_BRIEF_: Determine the number of lines in the data that include the word "JSON", and write only that number.

Data about app and page elements
========================================
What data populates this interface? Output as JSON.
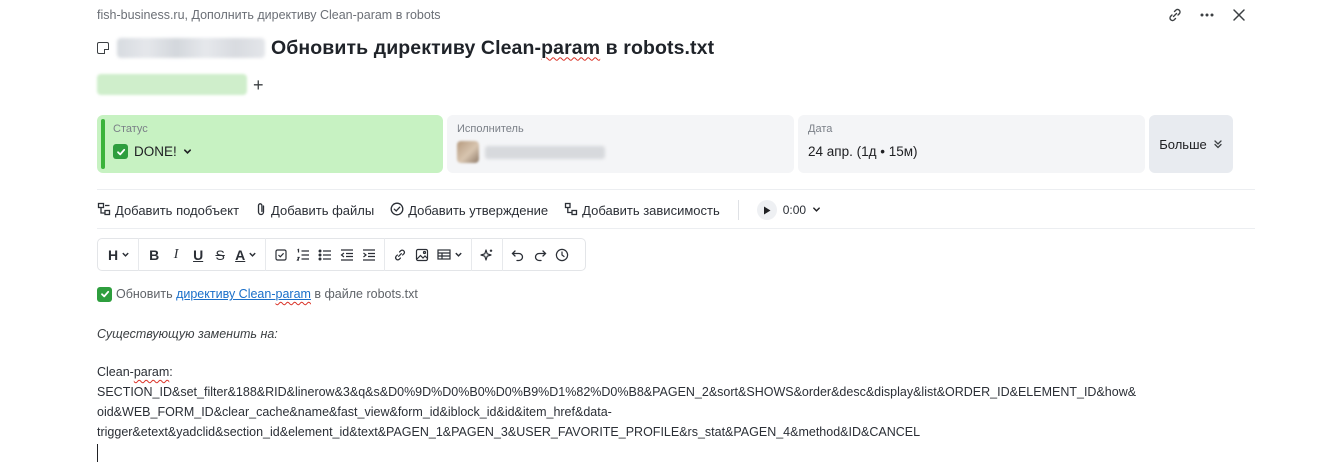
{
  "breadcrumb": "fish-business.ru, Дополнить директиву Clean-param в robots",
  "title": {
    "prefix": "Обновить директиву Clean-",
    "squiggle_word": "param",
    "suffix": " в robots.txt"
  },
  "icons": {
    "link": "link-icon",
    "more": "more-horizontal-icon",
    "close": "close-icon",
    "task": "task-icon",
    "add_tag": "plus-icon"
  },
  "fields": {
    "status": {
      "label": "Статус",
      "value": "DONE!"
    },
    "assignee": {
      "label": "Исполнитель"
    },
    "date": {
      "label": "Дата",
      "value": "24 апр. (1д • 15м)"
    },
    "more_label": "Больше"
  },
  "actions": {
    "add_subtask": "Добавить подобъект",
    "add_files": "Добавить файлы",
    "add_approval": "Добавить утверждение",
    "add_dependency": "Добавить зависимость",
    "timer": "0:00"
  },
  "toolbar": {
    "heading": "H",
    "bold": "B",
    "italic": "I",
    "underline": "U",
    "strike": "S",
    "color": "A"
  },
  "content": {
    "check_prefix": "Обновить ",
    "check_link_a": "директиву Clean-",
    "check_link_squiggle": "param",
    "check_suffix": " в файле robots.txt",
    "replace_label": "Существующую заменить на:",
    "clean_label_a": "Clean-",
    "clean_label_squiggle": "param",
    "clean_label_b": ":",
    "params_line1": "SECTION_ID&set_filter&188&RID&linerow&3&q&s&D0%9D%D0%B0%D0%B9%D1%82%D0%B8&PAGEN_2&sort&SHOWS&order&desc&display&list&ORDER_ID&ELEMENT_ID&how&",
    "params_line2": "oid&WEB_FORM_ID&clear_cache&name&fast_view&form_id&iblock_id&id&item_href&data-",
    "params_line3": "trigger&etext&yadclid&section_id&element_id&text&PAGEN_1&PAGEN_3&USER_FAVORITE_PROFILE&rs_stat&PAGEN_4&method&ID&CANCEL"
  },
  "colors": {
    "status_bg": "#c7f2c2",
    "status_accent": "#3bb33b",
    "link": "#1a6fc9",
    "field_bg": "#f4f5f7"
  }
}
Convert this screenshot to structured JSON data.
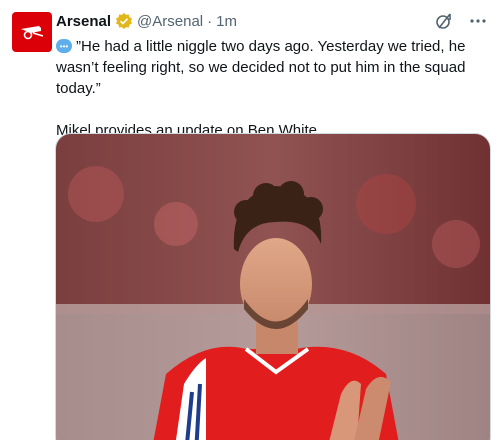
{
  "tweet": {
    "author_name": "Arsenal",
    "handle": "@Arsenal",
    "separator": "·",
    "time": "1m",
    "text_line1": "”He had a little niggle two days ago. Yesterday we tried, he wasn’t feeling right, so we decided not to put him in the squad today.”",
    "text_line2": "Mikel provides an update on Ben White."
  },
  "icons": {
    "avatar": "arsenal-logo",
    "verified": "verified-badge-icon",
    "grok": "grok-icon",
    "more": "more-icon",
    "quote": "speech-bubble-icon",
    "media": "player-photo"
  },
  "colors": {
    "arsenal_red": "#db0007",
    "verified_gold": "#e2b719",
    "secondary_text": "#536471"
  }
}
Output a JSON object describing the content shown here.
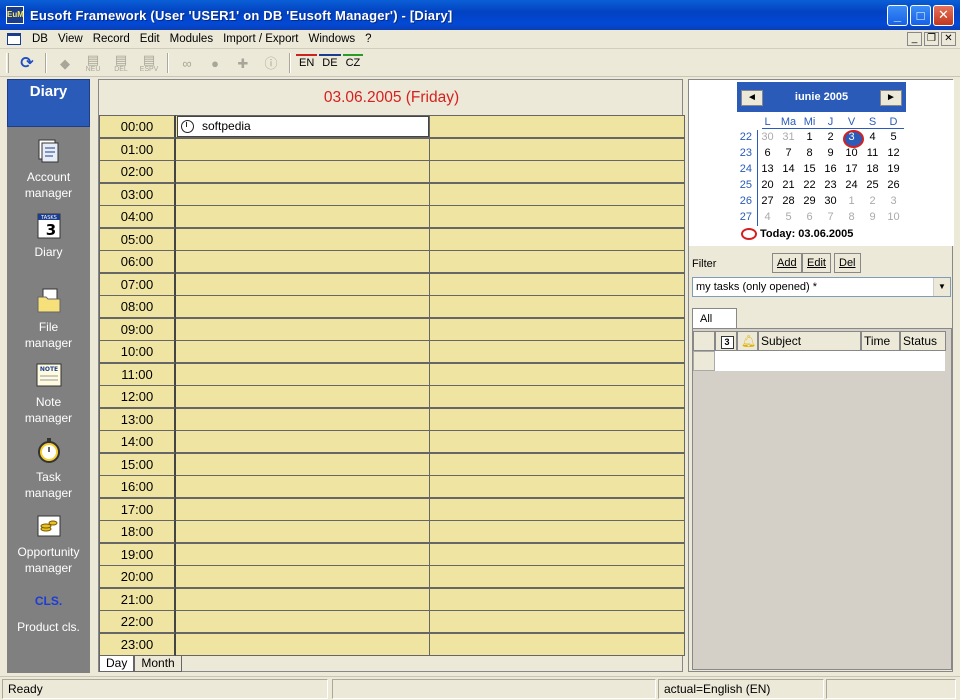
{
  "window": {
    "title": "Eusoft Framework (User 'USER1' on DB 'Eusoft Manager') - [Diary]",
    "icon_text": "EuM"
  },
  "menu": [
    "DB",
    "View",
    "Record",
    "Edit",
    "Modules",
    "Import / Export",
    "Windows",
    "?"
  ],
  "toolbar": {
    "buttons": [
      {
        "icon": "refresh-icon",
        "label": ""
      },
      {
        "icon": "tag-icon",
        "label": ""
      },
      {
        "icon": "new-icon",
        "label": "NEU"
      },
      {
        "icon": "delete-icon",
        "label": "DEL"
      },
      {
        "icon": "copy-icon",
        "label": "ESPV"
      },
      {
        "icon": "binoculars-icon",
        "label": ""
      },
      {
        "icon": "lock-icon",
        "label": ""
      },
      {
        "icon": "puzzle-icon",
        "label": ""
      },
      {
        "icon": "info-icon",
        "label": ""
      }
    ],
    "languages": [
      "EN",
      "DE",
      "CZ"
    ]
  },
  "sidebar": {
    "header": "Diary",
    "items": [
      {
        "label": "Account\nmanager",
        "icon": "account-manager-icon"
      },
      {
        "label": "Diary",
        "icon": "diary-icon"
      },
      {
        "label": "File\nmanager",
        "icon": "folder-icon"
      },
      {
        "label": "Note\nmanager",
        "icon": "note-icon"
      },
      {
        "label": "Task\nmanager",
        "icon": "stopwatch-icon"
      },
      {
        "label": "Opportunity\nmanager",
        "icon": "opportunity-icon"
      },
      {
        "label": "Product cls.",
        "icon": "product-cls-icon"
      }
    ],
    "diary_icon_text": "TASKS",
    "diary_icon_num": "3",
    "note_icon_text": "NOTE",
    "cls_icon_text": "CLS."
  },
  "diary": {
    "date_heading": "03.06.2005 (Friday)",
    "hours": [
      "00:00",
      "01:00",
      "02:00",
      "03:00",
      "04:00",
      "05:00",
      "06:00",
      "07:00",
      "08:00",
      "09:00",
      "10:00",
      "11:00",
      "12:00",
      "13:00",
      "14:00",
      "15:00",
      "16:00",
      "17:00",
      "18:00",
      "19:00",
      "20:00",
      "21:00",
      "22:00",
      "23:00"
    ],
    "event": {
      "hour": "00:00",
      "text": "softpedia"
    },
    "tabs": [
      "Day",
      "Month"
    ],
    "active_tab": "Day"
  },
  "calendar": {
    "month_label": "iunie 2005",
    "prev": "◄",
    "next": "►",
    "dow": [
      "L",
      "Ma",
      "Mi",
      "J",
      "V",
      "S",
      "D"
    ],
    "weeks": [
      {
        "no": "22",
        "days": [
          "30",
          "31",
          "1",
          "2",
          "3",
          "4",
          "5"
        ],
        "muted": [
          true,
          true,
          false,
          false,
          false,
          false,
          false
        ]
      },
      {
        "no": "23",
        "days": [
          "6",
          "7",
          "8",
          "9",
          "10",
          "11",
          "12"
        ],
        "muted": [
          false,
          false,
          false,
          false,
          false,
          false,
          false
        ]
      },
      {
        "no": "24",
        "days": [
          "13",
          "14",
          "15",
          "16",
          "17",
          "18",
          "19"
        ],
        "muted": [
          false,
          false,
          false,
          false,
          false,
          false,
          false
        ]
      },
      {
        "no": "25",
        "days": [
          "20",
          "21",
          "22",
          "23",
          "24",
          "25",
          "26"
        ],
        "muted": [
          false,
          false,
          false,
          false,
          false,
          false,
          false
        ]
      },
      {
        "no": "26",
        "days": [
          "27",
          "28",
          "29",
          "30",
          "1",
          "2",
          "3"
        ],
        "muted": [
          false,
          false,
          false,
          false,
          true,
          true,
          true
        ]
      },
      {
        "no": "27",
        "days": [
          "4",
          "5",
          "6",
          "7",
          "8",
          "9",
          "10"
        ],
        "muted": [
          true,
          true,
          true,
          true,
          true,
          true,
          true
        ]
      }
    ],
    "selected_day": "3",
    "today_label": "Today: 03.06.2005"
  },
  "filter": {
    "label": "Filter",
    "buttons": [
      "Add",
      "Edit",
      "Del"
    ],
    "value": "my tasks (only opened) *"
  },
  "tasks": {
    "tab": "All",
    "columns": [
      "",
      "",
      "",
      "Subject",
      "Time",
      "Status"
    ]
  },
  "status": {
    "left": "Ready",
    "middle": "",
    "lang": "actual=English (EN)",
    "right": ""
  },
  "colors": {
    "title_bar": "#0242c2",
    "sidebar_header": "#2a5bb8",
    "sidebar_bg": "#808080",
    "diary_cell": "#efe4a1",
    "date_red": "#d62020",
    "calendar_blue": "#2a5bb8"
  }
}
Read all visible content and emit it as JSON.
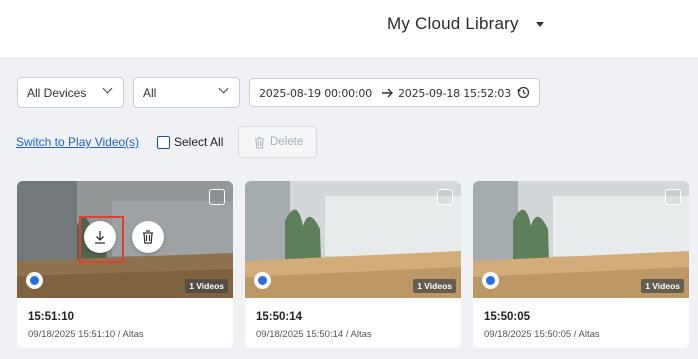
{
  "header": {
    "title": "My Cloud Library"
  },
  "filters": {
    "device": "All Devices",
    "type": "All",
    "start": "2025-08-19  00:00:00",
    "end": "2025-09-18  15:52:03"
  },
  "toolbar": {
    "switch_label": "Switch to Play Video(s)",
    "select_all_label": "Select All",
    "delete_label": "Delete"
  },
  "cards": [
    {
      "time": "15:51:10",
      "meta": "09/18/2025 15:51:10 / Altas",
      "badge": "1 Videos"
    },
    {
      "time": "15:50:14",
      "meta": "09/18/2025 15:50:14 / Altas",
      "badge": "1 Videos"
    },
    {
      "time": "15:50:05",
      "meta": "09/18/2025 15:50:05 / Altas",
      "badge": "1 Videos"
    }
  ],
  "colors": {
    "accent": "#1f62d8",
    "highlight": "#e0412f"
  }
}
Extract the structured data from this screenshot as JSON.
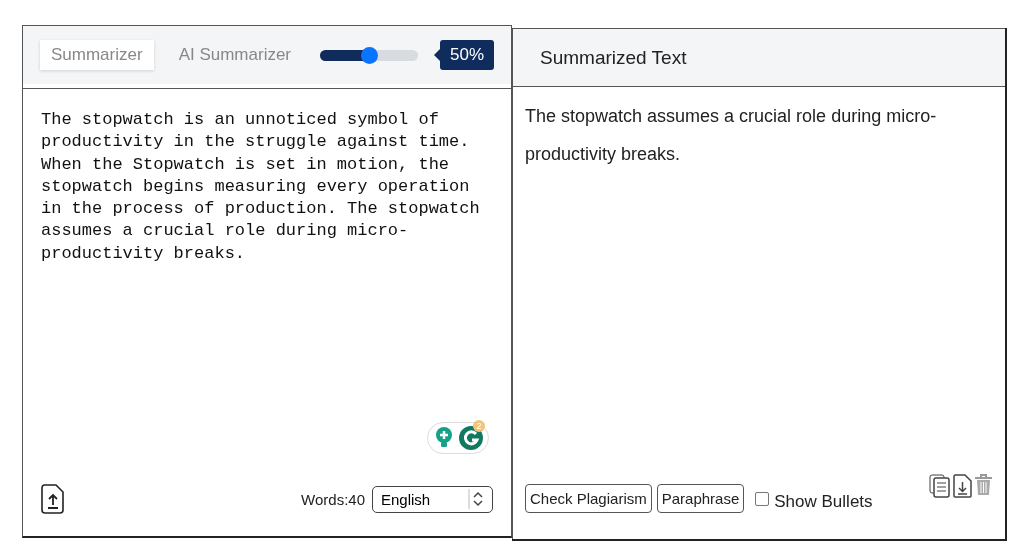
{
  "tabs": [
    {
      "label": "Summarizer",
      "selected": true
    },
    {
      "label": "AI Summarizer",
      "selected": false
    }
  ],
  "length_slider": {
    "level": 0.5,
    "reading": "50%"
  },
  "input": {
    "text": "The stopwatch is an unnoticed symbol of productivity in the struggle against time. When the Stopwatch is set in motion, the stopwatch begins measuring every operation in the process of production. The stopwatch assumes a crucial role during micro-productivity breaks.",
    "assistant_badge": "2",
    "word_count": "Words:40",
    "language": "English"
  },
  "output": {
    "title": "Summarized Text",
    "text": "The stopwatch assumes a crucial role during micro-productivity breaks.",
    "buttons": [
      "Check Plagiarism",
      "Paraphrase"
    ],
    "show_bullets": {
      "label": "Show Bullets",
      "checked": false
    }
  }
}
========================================
_PROBLEM SOLUTION_: 5